What the task requires:
Within this listing, how many lines carry the string "subject"? State the number only.

Data extracts:
----

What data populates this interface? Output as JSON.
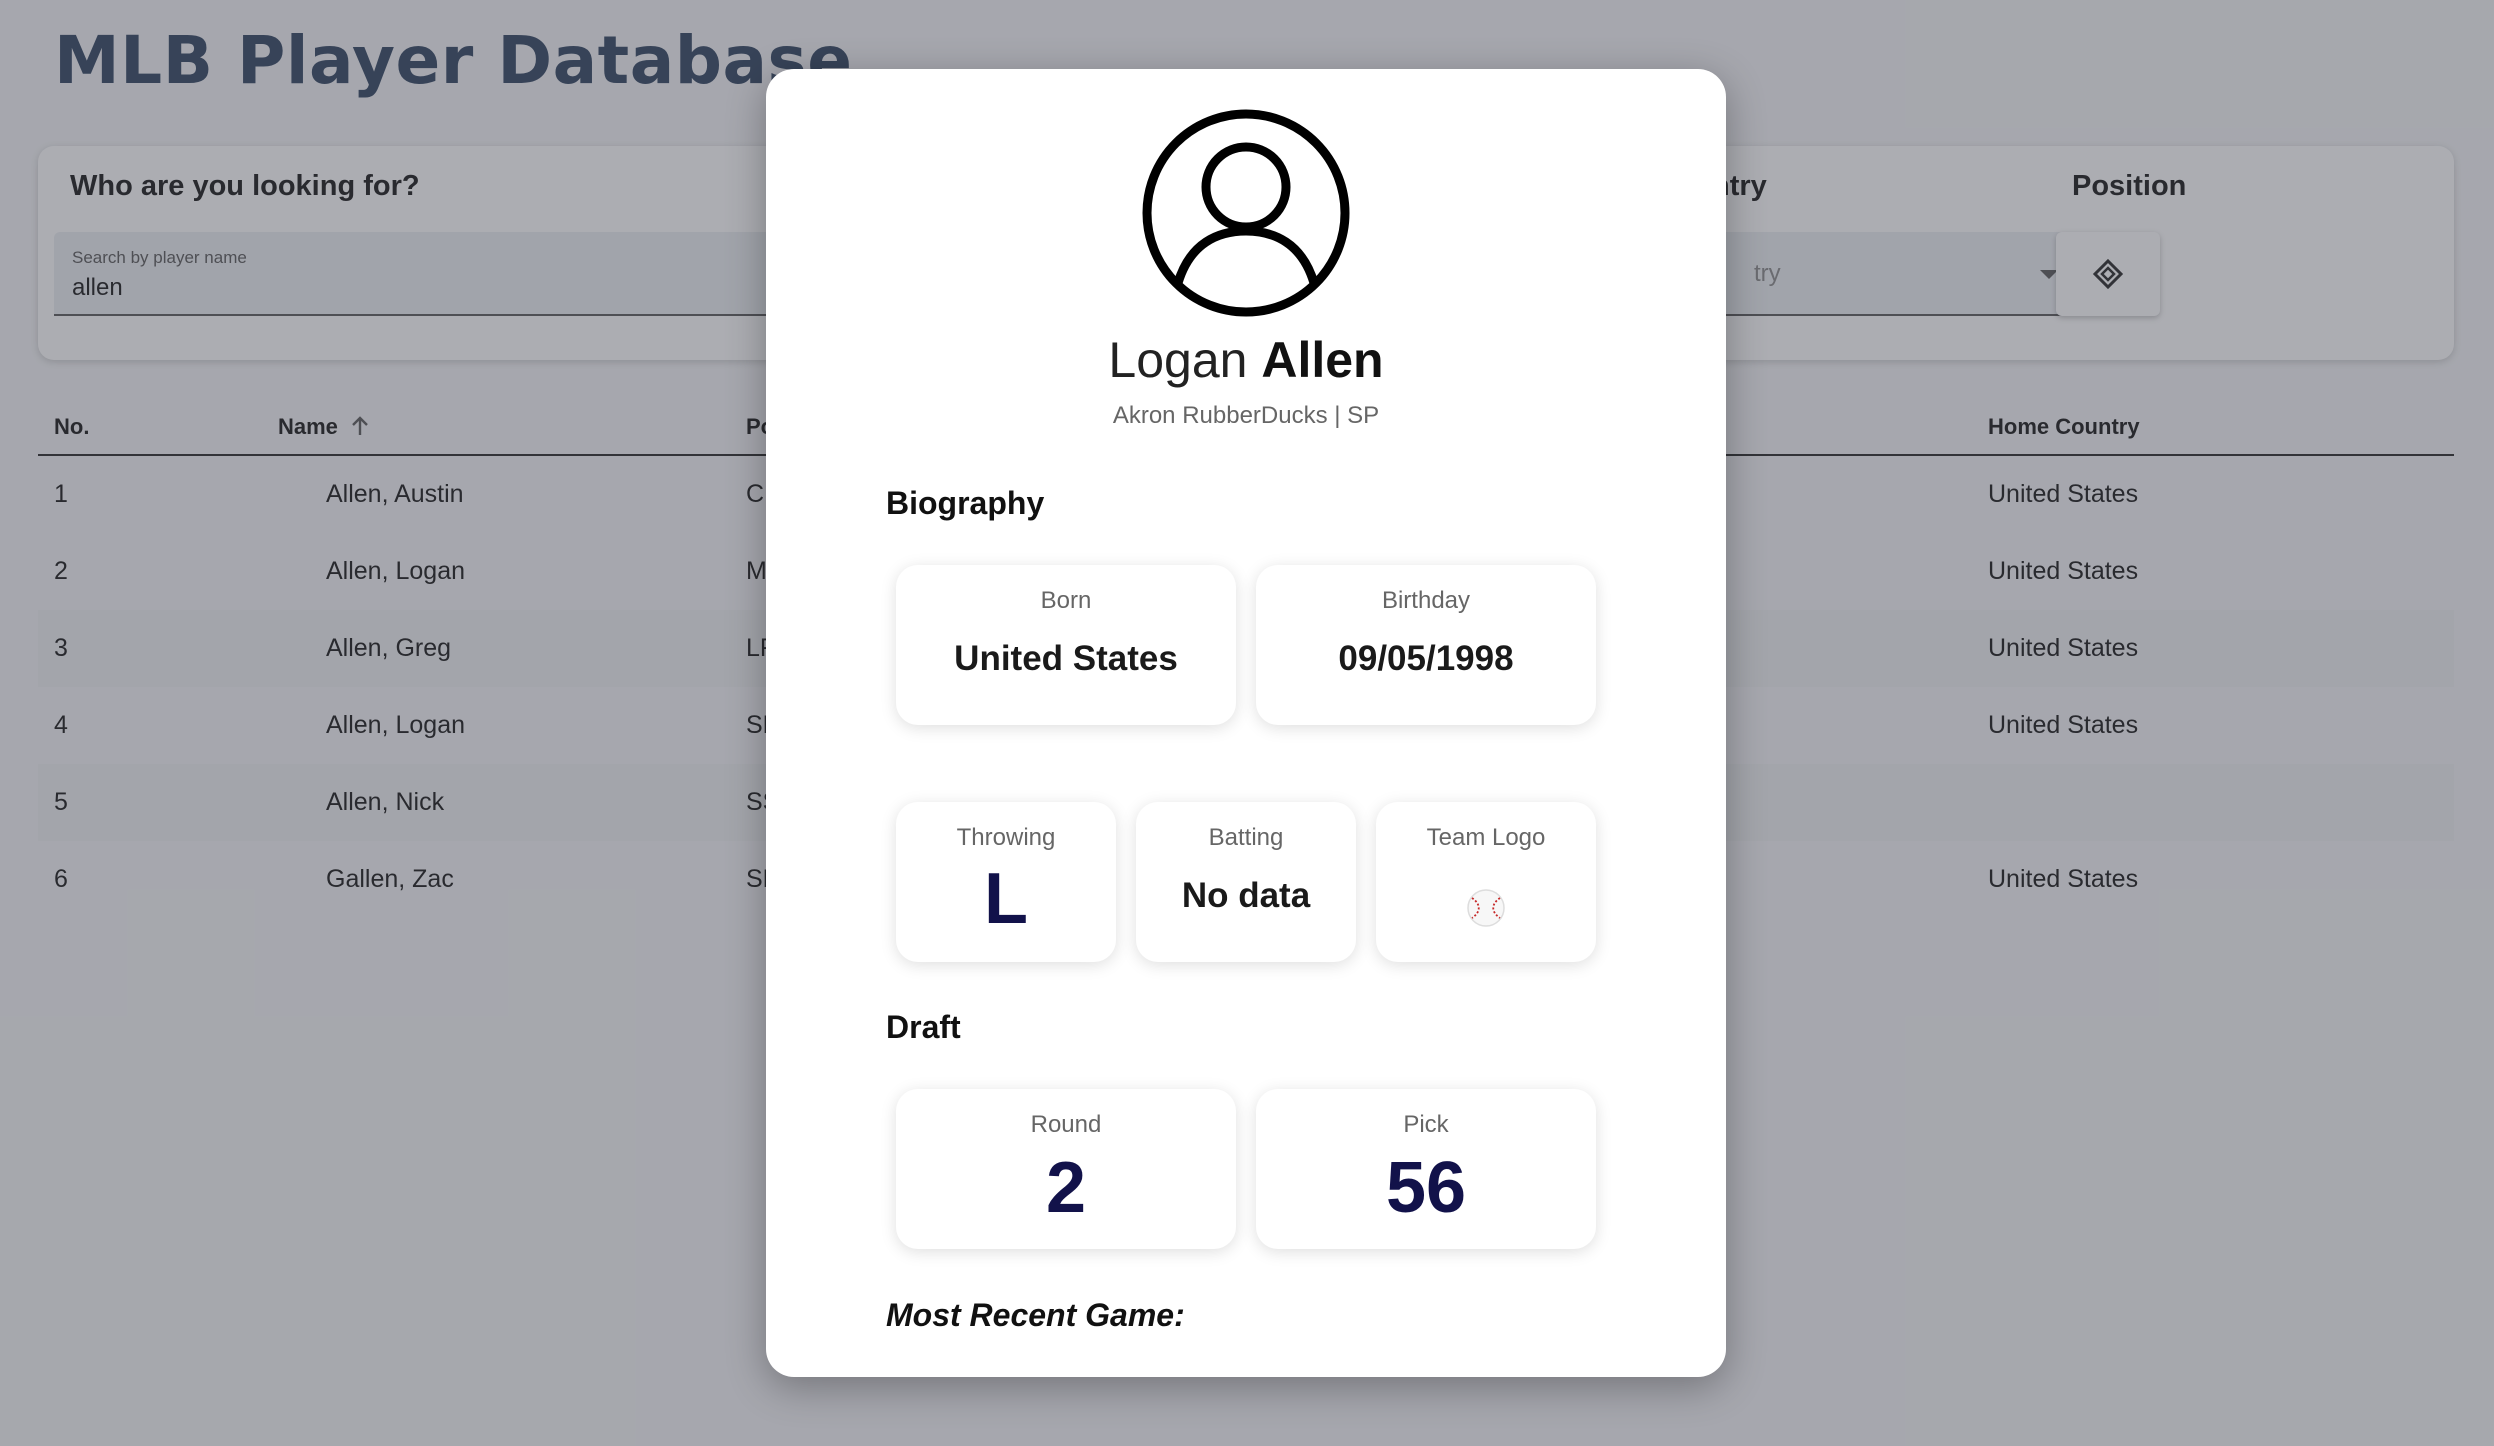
{
  "page": {
    "title": "MLB Player Database"
  },
  "filters": {
    "search_heading": "Who are you looking for?",
    "search_label": "Search by player name",
    "search_value": "allen",
    "country_heading": "ntry",
    "country_placeholder": "try",
    "position_heading": "Position",
    "position_icon": "baseball-diamond-icon"
  },
  "table": {
    "headers": {
      "no": "No.",
      "name": "Name",
      "position": "Po",
      "home_country": "Home Country"
    },
    "sort_icon": "arrow-up-icon",
    "rows": [
      {
        "no": "1",
        "name": "Allen, Austin",
        "position": "C",
        "home_country": "United States"
      },
      {
        "no": "2",
        "name": "Allen, Logan",
        "position": "M",
        "home_country": "United States"
      },
      {
        "no": "3",
        "name": "Allen, Greg",
        "position": "LF",
        "home_country": "United States"
      },
      {
        "no": "4",
        "name": "Allen, Logan",
        "position": "SF",
        "home_country": "United States"
      },
      {
        "no": "5",
        "name": "Allen, Nick",
        "position": "SS",
        "home_country": ""
      },
      {
        "no": "6",
        "name": "Gallen, Zac",
        "position": "SF",
        "home_country": "United States"
      }
    ]
  },
  "modal": {
    "avatar_icon": "user-avatar-icon",
    "first_name": "Logan",
    "last_name": "Allen",
    "subtitle": "Akron RubberDucks | SP",
    "biography_title": "Biography",
    "born": {
      "label": "Born",
      "value": "United States"
    },
    "birthday": {
      "label": "Birthday",
      "value": "09/05/1998"
    },
    "throwing": {
      "label": "Throwing",
      "value": "L"
    },
    "batting": {
      "label": "Batting",
      "value": "No data"
    },
    "team_logo": {
      "label": "Team Logo",
      "icon": "baseball-icon"
    },
    "draft_title": "Draft",
    "round": {
      "label": "Round",
      "value": "2"
    },
    "pick": {
      "label": "Pick",
      "value": "56"
    },
    "recent_game_title": "Most Recent Game:"
  },
  "colors": {
    "title": "#2b3f5c",
    "stat_big": "#12124a",
    "overlay": "rgba(70,74,84,0.45)"
  }
}
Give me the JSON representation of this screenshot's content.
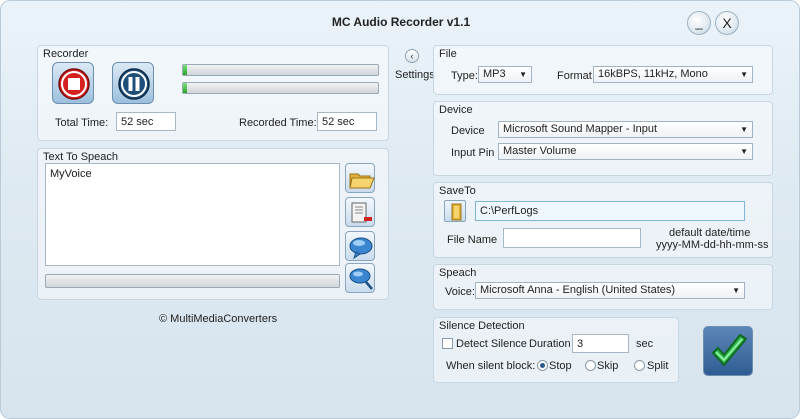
{
  "window": {
    "title": "MC Audio Recorder v1.1",
    "minimize_glyph": "_",
    "close_glyph": "X"
  },
  "recorder": {
    "title": "Recorder",
    "total_time_label": "Total Time:",
    "total_time_value": "52 sec",
    "recorded_time_label": "Recorded Time:",
    "recorded_time_value": "52 sec",
    "level_left": 0.02,
    "level_right": 0.02
  },
  "settings": {
    "label": "Settings",
    "glyph": "‹"
  },
  "tts": {
    "title": "Text To Speach",
    "text": "MyVoice",
    "progress": 0
  },
  "copyright": "© MultiMediaConverters",
  "file": {
    "title": "File",
    "type_label": "Type:",
    "type_value": "MP3",
    "format_label": "Format",
    "format_value": "16kBPS, 11kHz, Mono"
  },
  "device": {
    "title": "Device",
    "device_label": "Device",
    "device_value": "Microsoft Sound Mapper - Input",
    "input_pin_label": "Input Pin",
    "input_pin_value": "Master Volume"
  },
  "saveto": {
    "title": "SaveTo",
    "path": "C:\\PerfLogs",
    "file_name_label": "File Name",
    "file_name_value": "",
    "default_hint_1": "default date/time",
    "default_hint_2": "yyyy-MM-dd-hh-mm-ss"
  },
  "speach": {
    "title": "Speach",
    "voice_label": "Voice:",
    "voice_value": "Microsoft Anna - English (United States)"
  },
  "silence": {
    "title": "Silence Detection",
    "detect_label": "Detect Silence",
    "detect_checked": false,
    "duration_label": "Duration",
    "duration_value": "3",
    "duration_unit": "sec",
    "when_silent_label": "When silent block:",
    "options": [
      "Stop",
      "Skip",
      "Split"
    ],
    "selected": "Stop"
  },
  "colors": {
    "accent": "#2f5d93",
    "meter_green": "#2aa52a",
    "stop_red": "#d62020",
    "ok_green": "#2db34a"
  }
}
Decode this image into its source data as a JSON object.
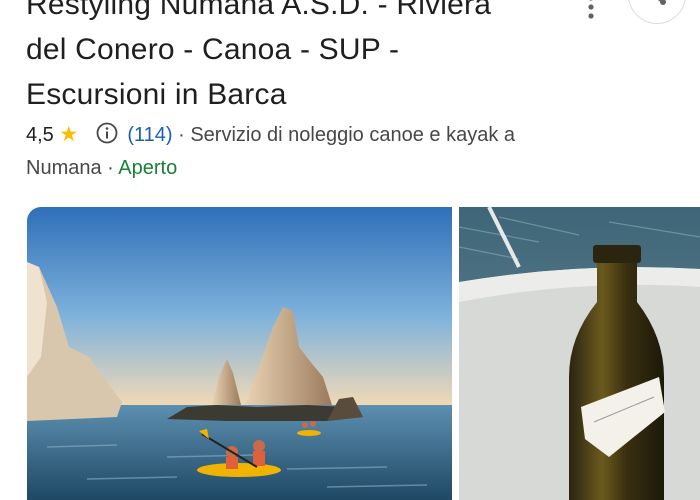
{
  "place": {
    "title_lines": [
      "Restyling Numana A.S.D. - Riviera",
      "del Conero - Canoa - SUP -",
      "Escursioni in Barca"
    ],
    "rating": "4,5",
    "review_count": "(114)",
    "separator": "·",
    "category": "Servizio di noleggio canoe e kayak a",
    "location": "Numana",
    "status": "Aperto"
  },
  "icons": {
    "star": "star-icon",
    "info": "info-icon",
    "more": "more-vert-icon",
    "share": "share-icon"
  },
  "photos": [
    {
      "subject": "kayak-sea-rocks-photo"
    },
    {
      "subject": "wine-bottle-boat-photo"
    }
  ],
  "colors": {
    "title": "#1f1f1f",
    "link": "#1a5fb4",
    "open": "#188038",
    "star": "#fbbc04"
  }
}
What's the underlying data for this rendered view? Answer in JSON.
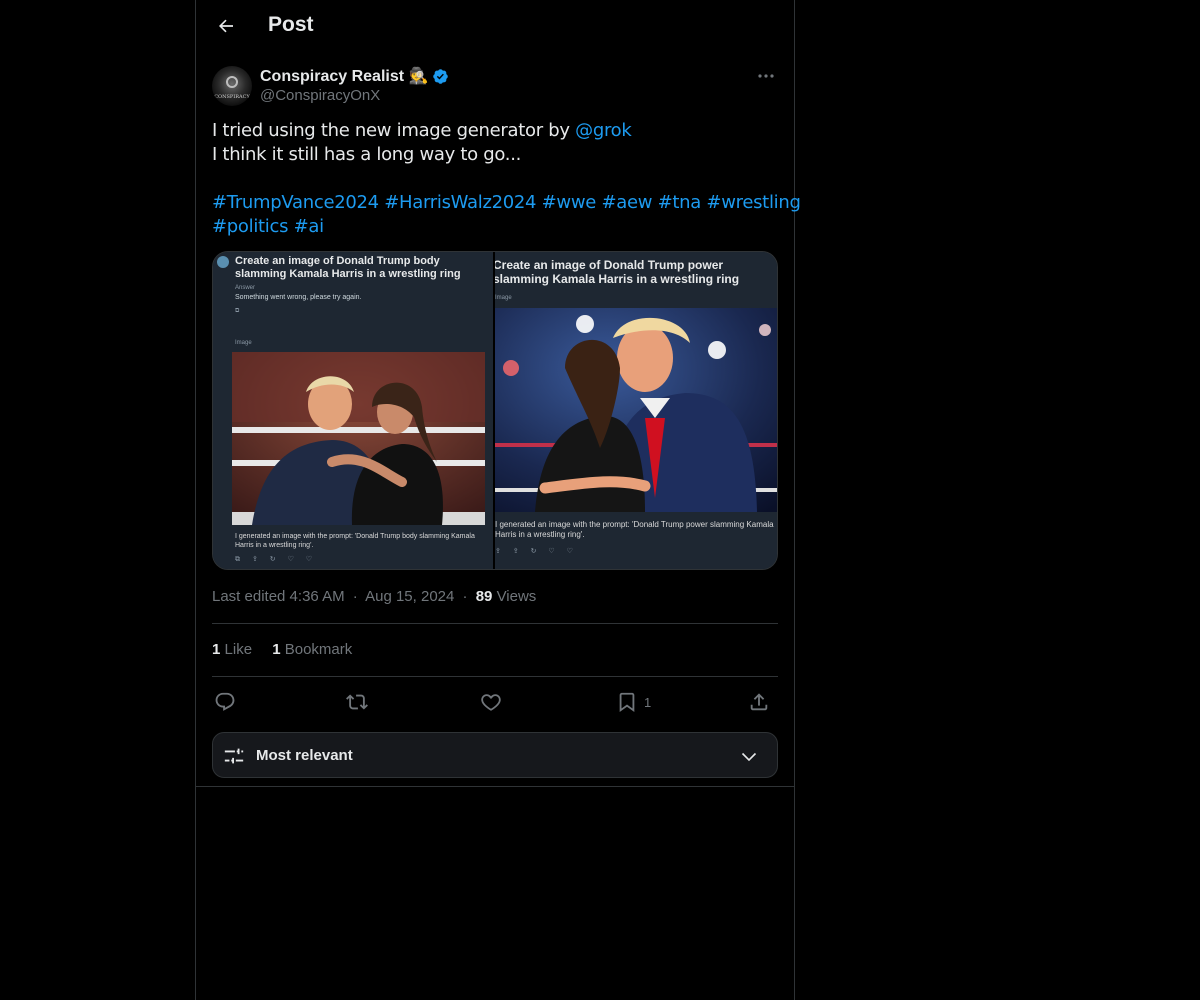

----

Task result:
2